            I’m not sure if you ever went through a book rebellion, but I certainly didn’t. I think normalizing reading is the biggest thing you can do for your son. (That and keeping the TV in the closet, like my parents did, haha.)

            Aww, that’s wonderful. It’s hard not to be jealous, but I am. :)

          • Yeah, I often find myself wondering whether some of the friendships I had during my studies were more for the sake of convenience than anything else – a pretty horrible thought, I know. But hey, if we can’t be bothered to meet more than once a year even if we live 2 hours apart… Eh. And it’s hard to keep track of everyone by e-mail and such, we never had the need to communicate like that when we saw each other nearly every day in class so we’re not used to writing to each other… You’re right – I’ve realized recently I spend more time chatting with people online (people I’ve never met in person and people I sometimes don’t even know the real name of) than with my “real life” friends. What does that say about me? I don’t know. But I like talking with like-minded people and I found some of them through this blog and I couldn’t be happier :)

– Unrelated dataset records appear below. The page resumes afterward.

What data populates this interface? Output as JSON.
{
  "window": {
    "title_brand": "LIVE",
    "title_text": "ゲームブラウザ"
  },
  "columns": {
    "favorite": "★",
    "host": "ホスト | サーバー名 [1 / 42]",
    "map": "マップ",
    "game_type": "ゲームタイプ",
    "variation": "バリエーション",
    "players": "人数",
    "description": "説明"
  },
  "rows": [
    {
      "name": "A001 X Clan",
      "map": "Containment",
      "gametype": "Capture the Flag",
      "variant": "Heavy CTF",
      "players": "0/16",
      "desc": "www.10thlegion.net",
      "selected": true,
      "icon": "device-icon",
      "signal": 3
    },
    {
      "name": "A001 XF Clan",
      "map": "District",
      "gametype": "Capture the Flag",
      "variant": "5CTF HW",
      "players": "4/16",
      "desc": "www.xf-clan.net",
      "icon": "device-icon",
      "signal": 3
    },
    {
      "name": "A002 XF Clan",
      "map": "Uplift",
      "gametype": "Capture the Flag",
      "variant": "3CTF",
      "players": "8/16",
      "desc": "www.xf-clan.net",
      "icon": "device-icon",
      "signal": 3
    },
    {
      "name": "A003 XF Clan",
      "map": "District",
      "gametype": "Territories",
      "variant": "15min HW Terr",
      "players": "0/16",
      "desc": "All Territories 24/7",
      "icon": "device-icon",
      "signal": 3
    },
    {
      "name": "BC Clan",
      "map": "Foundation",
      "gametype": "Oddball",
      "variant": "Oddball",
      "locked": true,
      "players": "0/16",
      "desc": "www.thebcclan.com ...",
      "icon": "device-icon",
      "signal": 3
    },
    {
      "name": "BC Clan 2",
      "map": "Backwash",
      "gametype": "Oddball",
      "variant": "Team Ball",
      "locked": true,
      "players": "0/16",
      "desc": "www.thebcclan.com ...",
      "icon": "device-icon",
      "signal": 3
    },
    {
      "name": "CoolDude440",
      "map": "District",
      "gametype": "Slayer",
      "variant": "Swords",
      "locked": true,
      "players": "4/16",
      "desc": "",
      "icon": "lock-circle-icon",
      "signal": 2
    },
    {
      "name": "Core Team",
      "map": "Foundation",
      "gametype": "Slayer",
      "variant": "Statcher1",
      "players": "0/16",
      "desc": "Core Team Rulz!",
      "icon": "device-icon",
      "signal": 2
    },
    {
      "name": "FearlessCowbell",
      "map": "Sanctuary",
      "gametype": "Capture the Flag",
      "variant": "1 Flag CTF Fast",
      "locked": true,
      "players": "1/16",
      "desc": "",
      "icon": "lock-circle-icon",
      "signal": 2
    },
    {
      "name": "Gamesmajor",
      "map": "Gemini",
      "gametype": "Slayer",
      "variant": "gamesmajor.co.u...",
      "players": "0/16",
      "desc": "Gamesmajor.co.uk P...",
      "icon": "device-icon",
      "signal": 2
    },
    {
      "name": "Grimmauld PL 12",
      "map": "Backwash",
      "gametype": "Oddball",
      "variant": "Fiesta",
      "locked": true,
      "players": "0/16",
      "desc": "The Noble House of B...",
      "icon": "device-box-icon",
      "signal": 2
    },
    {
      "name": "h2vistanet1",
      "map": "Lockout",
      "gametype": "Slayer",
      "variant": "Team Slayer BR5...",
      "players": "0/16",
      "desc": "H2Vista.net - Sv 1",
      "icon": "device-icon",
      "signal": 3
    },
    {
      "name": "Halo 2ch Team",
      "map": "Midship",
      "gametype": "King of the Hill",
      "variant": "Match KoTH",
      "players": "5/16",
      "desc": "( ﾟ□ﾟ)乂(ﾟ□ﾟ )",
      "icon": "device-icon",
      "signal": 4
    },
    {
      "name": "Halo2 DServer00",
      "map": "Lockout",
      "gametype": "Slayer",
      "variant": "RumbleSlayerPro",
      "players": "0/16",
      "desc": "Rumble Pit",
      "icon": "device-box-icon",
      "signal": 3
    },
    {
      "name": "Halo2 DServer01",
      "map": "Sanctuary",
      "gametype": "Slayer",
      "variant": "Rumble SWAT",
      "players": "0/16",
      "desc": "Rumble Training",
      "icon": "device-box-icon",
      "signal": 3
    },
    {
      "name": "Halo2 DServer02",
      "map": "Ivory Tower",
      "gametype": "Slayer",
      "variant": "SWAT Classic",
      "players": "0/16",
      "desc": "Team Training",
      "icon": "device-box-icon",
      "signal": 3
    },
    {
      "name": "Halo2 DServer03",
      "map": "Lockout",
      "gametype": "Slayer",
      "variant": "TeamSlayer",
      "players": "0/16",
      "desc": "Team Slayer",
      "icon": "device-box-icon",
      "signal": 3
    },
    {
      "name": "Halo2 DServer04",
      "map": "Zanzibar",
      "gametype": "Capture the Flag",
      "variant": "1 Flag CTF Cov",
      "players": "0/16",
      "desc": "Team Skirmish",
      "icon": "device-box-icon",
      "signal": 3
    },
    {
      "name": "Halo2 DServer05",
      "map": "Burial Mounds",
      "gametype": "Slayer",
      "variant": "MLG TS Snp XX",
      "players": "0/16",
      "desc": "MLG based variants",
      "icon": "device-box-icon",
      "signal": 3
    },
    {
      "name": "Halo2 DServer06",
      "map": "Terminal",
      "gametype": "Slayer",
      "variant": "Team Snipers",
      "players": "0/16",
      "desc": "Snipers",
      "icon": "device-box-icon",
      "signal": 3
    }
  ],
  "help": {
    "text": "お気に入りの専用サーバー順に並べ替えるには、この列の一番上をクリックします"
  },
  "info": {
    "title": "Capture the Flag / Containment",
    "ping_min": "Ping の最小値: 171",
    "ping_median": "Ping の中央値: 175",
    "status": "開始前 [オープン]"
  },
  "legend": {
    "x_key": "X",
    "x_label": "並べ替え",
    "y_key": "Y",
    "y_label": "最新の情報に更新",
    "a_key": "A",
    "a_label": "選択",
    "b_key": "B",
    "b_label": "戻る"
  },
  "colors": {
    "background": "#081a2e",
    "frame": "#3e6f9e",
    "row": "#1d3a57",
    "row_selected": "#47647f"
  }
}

            That friend of mine is studying at the University of Conneticut.

            I think that reading loads of fantasy, rather crappy series and romance is/was my way of rebelling against my parents’ taste in books – they’re more classics readers themselves (including modern must-reads, not just the old stuff). I would get a heap of books from the library and then read and re-read them under the covers at night :) I think my mom knew all about it but if felt cool to be all sneaky!

          • Maraia

            It may be a horrible thought, but it’s one I’ve had many times. I’m still really close to my friends from elementary/high school, and since we have over twenty years of history now, seeing each other after months or years apart is easy. We don’t talk much in between those rare visits, but it never seems to matter. With college friends, not only do we have nothing left in common now that we’re not in school together, we also don’t have years of history to fall back on. My college friendships really were “convenient,” sadly. That’s why these new Internet friendships are so amazing. You and I, for example, do have a ton in common, and clearly we’re not running out of things to say. I’m certainly a lot happier than I was a year or two years ago now that I’ve found this community. (Of course, I wish we all lived closer together.) I’ve thought about this a lot. Part of it is that many people in the book community are introverts, so we kind of flourish in this type of environment. Also, I think having friends as adults is a relatively new phenomenon, historically speaking. Our ancestors didn’t have the luxury, and when people finally did have time for friends, they were limited by people in their close environs. I’m sure those were all friendships of convenience rather than genuine interest.

            Haha, I would have rebelled against my parents as well if they stuck to classics. I love how kids always think they’re getting away with so much, but really, parents aren’t dumb. I’m sure they preferred you sneaking books in than many of the alternatives! I miss the days of massive library book hauls. I still get 99% of my books from there, but they’re either e-books or physical books that I’ve put on hold ahead of time. It’s not quite the same.